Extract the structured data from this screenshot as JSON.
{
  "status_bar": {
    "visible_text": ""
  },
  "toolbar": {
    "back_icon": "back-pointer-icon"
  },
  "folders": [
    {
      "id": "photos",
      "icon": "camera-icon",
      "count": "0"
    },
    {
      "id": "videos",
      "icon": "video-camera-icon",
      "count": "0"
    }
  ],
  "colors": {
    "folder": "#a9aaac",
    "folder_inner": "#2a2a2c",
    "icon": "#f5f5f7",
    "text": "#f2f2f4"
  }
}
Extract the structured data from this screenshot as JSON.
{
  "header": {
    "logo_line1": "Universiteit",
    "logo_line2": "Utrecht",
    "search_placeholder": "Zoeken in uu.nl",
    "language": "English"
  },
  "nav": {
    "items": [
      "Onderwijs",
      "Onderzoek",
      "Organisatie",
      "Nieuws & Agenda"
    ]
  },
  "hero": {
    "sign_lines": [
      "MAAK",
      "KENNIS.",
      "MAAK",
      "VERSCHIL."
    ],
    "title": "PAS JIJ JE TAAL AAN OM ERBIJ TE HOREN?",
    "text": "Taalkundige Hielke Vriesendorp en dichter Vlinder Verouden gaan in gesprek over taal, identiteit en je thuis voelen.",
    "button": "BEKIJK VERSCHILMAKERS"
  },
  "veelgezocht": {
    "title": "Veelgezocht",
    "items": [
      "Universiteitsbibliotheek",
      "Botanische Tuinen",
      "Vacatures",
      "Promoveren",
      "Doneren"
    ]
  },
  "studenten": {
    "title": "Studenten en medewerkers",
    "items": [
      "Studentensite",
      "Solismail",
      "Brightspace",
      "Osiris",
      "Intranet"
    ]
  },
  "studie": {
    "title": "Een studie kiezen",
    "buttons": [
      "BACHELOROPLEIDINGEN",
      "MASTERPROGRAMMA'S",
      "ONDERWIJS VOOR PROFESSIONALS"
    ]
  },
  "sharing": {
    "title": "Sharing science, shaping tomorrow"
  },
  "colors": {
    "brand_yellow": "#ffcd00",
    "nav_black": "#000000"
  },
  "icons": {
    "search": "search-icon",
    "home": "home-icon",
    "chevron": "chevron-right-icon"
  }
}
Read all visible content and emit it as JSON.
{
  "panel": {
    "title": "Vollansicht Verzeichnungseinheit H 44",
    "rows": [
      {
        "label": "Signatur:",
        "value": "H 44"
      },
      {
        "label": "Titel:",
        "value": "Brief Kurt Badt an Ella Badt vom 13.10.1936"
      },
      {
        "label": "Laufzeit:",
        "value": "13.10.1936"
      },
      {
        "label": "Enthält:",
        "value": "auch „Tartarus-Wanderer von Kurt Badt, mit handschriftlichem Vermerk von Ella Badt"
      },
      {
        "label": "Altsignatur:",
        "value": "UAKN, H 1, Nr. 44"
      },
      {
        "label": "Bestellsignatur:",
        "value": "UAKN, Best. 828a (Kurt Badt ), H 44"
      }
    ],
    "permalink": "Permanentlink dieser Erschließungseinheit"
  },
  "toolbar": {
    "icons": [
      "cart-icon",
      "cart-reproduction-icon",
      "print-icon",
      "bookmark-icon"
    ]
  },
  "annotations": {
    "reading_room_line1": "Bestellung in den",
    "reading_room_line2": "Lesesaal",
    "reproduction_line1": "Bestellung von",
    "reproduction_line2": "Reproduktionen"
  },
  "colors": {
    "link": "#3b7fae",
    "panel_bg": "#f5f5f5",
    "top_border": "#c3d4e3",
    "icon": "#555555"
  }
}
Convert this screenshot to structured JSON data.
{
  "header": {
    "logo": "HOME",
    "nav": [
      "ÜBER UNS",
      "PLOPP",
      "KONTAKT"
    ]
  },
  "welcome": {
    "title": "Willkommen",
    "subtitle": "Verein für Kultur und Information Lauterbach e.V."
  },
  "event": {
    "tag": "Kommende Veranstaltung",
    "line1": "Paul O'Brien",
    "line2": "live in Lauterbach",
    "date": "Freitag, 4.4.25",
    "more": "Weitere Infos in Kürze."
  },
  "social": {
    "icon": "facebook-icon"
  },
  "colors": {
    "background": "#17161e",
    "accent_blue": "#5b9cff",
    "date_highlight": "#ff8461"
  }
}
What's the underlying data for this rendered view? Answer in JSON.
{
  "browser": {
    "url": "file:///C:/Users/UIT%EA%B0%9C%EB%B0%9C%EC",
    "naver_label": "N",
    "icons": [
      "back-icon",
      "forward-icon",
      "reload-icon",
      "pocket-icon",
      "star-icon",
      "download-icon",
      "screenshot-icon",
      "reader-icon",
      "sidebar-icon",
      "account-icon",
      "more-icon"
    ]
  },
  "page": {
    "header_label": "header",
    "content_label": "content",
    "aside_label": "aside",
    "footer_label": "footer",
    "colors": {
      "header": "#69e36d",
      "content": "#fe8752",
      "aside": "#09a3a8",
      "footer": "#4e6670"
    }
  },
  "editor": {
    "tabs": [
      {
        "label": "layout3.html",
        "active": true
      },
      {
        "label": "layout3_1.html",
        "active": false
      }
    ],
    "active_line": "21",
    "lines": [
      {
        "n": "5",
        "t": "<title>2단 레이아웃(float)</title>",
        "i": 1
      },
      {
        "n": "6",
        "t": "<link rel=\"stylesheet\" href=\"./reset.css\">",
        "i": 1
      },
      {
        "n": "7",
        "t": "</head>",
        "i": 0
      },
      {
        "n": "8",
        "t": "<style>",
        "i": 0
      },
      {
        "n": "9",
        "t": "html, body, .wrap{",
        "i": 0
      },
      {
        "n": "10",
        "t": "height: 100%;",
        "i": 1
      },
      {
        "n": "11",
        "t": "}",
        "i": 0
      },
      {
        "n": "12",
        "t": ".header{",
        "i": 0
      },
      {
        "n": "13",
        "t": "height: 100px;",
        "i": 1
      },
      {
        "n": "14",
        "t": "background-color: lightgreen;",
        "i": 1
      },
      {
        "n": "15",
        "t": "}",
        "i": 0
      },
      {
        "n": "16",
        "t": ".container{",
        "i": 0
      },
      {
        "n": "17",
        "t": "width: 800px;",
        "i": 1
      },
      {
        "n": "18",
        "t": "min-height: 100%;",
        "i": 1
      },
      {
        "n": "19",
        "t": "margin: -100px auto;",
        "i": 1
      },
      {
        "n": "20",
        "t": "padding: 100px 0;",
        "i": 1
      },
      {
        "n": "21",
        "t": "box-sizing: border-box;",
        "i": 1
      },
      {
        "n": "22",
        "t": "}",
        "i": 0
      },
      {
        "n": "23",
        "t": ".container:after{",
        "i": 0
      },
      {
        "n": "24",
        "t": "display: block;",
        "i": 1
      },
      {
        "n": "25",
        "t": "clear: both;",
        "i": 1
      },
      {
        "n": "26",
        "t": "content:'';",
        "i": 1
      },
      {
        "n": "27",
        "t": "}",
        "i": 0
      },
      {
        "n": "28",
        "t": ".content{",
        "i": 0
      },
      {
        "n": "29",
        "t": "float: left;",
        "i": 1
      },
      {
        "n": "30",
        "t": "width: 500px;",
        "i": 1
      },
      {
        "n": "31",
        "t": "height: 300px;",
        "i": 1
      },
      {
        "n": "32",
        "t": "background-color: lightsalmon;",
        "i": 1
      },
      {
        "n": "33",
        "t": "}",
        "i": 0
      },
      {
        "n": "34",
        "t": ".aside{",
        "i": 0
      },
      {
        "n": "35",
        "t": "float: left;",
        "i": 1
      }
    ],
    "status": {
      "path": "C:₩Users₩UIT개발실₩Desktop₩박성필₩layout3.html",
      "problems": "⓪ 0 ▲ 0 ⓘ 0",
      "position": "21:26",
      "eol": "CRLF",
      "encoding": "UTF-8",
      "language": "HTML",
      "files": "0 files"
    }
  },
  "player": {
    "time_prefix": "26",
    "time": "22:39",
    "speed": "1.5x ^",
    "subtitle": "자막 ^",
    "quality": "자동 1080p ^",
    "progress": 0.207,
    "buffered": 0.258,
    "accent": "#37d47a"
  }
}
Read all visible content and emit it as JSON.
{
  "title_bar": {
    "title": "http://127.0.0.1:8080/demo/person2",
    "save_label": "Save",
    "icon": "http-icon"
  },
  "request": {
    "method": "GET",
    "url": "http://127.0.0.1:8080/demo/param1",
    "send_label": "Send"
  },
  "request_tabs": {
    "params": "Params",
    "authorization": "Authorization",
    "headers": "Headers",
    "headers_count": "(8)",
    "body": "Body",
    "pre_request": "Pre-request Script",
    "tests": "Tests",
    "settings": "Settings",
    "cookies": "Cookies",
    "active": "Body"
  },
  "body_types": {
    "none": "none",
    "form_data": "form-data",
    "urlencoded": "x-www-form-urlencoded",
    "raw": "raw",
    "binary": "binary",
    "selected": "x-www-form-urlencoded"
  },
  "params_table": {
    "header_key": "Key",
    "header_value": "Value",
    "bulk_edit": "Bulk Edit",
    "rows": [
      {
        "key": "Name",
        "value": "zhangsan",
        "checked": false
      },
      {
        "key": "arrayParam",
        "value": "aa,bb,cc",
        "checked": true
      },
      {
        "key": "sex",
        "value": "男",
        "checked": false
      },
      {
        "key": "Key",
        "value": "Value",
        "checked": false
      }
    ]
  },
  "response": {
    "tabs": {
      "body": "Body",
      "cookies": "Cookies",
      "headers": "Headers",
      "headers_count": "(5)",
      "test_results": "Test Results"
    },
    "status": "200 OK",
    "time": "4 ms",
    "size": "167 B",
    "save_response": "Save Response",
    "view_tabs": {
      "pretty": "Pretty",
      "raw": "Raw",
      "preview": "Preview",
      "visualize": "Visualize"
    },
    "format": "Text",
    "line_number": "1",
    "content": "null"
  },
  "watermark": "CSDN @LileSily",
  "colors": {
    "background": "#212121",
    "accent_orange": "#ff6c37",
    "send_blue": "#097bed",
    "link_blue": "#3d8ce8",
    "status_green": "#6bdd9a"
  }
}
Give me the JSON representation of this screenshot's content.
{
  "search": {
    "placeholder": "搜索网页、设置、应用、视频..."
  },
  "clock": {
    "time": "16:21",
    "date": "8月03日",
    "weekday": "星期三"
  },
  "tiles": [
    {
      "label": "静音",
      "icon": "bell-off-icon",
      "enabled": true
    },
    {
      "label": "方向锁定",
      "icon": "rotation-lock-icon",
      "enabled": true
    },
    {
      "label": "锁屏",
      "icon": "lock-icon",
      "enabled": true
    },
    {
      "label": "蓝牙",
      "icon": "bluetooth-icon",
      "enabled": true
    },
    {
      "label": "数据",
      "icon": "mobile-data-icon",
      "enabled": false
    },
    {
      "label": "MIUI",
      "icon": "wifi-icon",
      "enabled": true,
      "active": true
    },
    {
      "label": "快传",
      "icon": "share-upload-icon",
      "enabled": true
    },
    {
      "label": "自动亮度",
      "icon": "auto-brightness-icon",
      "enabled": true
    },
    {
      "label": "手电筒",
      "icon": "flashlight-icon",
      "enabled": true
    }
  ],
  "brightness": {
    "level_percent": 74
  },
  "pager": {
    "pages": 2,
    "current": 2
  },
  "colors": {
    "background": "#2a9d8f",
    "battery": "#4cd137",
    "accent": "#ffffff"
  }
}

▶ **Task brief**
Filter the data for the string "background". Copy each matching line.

▶ **Worked solution**
    "background": "#17161e",
        "t": "background-color: lightgreen;",
        "t": "background-color: lightsalmon;",
    "background": "#212121",
    "background": "#2a9d8f",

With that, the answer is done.